◆ RECORDS FOR THE TASK ◆

..........

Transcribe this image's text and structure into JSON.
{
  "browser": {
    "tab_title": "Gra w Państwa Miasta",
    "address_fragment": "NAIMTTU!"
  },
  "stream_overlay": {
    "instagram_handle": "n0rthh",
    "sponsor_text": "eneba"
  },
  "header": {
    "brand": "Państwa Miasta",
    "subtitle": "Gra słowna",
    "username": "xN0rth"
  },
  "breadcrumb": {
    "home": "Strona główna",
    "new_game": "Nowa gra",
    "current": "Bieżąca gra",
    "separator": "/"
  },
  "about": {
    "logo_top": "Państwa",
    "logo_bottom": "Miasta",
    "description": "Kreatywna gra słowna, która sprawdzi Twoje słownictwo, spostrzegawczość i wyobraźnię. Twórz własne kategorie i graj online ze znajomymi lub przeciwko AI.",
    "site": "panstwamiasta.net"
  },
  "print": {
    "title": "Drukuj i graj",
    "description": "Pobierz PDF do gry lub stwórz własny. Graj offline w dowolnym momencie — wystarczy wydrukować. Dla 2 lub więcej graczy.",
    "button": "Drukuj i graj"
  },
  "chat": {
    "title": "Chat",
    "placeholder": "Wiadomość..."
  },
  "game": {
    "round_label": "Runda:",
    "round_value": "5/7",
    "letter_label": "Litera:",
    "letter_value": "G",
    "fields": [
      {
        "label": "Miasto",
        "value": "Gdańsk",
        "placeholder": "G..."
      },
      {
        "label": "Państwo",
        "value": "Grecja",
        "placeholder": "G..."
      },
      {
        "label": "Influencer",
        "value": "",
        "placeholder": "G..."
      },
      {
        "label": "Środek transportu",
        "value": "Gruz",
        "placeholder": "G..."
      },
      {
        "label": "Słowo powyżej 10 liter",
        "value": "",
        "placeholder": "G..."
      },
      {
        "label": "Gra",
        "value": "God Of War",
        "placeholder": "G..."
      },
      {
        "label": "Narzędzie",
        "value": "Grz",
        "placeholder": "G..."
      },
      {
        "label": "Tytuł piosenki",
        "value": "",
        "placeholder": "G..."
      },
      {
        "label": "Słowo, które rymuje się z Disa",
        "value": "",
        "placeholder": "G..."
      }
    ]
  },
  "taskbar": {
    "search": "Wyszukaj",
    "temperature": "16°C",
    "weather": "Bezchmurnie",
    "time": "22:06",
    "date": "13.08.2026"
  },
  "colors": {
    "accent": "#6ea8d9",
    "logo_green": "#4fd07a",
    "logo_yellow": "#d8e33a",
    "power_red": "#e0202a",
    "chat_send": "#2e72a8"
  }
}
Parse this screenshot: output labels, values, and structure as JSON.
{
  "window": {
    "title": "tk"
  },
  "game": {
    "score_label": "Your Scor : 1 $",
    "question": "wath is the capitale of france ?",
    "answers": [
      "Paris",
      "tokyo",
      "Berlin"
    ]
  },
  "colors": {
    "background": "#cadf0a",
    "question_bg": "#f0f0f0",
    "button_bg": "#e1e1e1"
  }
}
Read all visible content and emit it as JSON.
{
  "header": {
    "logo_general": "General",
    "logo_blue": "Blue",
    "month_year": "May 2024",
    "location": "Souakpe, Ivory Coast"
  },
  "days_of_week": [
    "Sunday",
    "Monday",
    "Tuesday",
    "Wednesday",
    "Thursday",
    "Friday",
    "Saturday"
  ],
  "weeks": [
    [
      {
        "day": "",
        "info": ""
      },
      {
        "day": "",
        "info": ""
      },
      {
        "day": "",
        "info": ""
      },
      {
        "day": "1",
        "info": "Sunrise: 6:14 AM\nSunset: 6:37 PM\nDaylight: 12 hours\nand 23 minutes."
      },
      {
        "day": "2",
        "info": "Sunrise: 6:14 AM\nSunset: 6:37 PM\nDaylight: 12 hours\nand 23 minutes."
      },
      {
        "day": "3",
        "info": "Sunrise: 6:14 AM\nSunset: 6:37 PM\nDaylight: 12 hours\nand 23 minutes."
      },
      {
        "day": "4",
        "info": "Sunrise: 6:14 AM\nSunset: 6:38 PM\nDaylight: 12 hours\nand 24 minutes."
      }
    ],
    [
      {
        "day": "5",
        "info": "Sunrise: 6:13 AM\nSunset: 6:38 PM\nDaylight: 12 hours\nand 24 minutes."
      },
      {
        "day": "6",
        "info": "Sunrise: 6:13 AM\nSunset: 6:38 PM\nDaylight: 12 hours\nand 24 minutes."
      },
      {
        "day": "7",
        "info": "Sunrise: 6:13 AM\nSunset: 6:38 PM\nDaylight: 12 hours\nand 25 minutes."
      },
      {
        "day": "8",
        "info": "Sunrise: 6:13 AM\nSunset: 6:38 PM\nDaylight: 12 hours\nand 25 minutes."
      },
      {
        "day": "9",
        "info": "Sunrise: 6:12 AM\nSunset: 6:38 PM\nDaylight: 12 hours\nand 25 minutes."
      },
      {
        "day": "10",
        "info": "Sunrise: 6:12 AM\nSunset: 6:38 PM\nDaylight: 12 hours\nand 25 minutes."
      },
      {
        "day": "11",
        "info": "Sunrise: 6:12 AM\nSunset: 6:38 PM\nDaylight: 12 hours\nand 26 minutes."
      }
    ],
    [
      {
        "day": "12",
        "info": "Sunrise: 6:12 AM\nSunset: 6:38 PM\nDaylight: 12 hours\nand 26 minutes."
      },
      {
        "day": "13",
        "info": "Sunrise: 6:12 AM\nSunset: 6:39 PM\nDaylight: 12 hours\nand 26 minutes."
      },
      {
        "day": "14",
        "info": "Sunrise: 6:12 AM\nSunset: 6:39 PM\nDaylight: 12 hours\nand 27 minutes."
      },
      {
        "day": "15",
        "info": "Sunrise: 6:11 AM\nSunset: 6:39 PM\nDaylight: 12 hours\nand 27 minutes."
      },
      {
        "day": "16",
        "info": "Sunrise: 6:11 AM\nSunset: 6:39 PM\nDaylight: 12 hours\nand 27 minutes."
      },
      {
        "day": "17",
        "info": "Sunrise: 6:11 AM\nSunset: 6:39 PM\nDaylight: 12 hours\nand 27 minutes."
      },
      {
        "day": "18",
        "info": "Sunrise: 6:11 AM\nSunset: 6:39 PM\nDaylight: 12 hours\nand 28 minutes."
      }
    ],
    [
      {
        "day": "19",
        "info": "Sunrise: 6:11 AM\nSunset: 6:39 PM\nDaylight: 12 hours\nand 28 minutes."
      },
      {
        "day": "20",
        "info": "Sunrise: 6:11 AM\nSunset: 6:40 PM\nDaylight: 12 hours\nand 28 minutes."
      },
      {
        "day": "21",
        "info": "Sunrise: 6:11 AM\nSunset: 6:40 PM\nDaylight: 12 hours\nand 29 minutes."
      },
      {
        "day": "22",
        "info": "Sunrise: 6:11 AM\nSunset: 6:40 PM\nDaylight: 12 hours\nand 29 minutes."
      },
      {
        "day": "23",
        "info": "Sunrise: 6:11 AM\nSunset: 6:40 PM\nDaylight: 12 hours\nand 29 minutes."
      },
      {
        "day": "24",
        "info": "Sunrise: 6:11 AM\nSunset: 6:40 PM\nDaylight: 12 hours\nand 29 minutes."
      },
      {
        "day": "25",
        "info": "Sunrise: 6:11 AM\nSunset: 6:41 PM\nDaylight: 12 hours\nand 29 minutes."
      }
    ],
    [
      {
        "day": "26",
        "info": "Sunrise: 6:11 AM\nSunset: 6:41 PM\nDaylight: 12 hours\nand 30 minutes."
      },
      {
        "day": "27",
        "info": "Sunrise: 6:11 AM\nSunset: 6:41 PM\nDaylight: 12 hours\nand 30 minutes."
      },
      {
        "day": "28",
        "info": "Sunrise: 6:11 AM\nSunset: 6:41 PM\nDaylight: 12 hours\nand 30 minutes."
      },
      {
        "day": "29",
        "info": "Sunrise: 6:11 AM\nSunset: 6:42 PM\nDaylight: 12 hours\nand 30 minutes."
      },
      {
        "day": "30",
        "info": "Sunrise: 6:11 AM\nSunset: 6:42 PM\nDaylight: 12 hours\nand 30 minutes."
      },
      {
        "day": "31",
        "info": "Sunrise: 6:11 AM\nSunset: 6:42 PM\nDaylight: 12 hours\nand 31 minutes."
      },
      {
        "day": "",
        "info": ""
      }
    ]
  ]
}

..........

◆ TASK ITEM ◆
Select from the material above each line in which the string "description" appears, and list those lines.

◆ WRITTEN RESPONSE ◆
    "description": "Kreatywna gra słowna, która sprawdzi Twoje słownictwo, spostrzegawczość i wyobraźnię. Twórz własne kategorie i graj online ze znajomymi lub przeciwko AI.",
    "description": "Pobierz PDF do gry lub stwórz własny. Graj offline w dowolnym momencie — wystarczy wydrukować. Dla 2 lub więcej graczy.",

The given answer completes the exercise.